Afghanistan's Independent Human Rights Commission says it has documented the existence of at least 12 private jails around the country.

Ahmad Nader Nadery, who chairs the commission, says warlords and corrupt local officials use private prisons to intimidate political rivals and other people they dislike.

"They are not only political enemies, but they are, as well, some personal enemies that they had some family problems with or some financial problems with," he explained.

Mr. Nadery says many of the private jails are in fact registered as government prisons but are used for the arbitrary incarceration of anyone who displeases a local military commander or other local official.

He cites one case in which a heroin-dealing police chief used a prison under his authority to intimidate business partners.

"You can find that the head of police tried to detain somebody because they were not agreed on a deal for drugs. So he just put him in detention to get the money," he said.

After the overthrow of Afghanistan's hard-line Taleban leaders in 2001, the transitional government placed most of the country's administrative districts under the authority of anti-Taleban commanders.

Some of these have since been accused of acting as warlords, running their own mini-states and ignoring central government authority.

Afghan Interior Minister Ali Jalali says he is working to track down commanders who use local prisons to extort money from the populace.

"Fortunately, the situation is improving, but still there are people who are jailing persons in order to tax them or to milk the family [for money]," he said.

Mr. Jalali says that provincial governors and major commanders are not as much of a problem as district officials and the commanders of smaller units.

He says these "mini-warlords" employ their militias, which often serve as the local police force, to project their power.

To counter the problem, the interior ministry is training a national police force with the aim of replacing corrupt law enforcement units.

The ministry also is working with the human rights commission to investigate cases where local prisons are being misused as private jails.

While Human Rights Commissioner Nadery praises the interior minister's efforts, he adds that sometimes warlords can achieve their aims without the use of private jails.

In such cases, the U.S.-led coalition forces hunting remnants of the Taleban often serve as unwitting jailers for the warlords.

"Some of the warlords and commanders, they're pushing some others to pay some ransoms, otherwise they will introduce them to the coalition as a member of Taleban or al-Qaida," he explained.

But Mr. Nadery also points to a number of successes in the effort to close the private jails.
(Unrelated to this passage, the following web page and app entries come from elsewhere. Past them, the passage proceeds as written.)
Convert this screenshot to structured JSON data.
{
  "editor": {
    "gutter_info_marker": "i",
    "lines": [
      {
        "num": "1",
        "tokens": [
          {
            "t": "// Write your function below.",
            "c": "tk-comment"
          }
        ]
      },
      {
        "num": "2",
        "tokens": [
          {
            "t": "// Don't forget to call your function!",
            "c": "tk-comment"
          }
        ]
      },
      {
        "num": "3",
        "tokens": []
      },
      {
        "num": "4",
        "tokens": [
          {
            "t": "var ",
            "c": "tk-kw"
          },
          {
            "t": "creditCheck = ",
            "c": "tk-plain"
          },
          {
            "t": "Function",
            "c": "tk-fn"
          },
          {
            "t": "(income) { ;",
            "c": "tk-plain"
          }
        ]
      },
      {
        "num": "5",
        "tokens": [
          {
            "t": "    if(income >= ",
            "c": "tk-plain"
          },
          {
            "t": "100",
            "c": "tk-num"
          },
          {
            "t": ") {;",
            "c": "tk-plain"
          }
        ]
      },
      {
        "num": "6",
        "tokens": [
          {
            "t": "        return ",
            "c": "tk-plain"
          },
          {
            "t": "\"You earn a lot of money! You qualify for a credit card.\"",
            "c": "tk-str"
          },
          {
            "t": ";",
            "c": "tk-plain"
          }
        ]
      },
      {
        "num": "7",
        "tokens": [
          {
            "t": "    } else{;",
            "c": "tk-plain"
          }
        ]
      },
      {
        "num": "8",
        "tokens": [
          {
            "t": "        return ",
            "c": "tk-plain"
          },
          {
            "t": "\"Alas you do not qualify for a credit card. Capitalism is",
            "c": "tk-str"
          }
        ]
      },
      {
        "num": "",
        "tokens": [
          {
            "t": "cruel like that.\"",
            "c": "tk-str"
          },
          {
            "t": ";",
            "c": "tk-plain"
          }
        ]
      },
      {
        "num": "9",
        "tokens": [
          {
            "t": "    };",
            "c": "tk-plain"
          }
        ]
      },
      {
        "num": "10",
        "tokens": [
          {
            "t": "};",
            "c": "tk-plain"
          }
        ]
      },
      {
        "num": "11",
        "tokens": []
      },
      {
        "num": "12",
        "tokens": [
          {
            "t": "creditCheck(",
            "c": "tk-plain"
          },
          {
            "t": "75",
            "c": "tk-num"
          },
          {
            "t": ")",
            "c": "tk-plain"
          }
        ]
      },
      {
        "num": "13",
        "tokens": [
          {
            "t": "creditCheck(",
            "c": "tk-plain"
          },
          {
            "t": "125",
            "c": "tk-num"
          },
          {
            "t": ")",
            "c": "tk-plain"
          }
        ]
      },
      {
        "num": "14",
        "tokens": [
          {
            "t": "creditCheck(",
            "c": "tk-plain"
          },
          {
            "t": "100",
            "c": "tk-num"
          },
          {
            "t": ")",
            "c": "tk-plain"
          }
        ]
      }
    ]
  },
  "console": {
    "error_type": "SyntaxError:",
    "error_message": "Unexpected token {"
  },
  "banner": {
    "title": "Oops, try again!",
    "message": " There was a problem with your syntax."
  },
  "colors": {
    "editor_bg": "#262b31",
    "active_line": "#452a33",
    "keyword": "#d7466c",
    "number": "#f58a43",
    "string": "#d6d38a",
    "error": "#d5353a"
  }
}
For instance, a top police official was recently dismissed in the western province of Herat, after he was found to be arbitrarily imprisoning locals.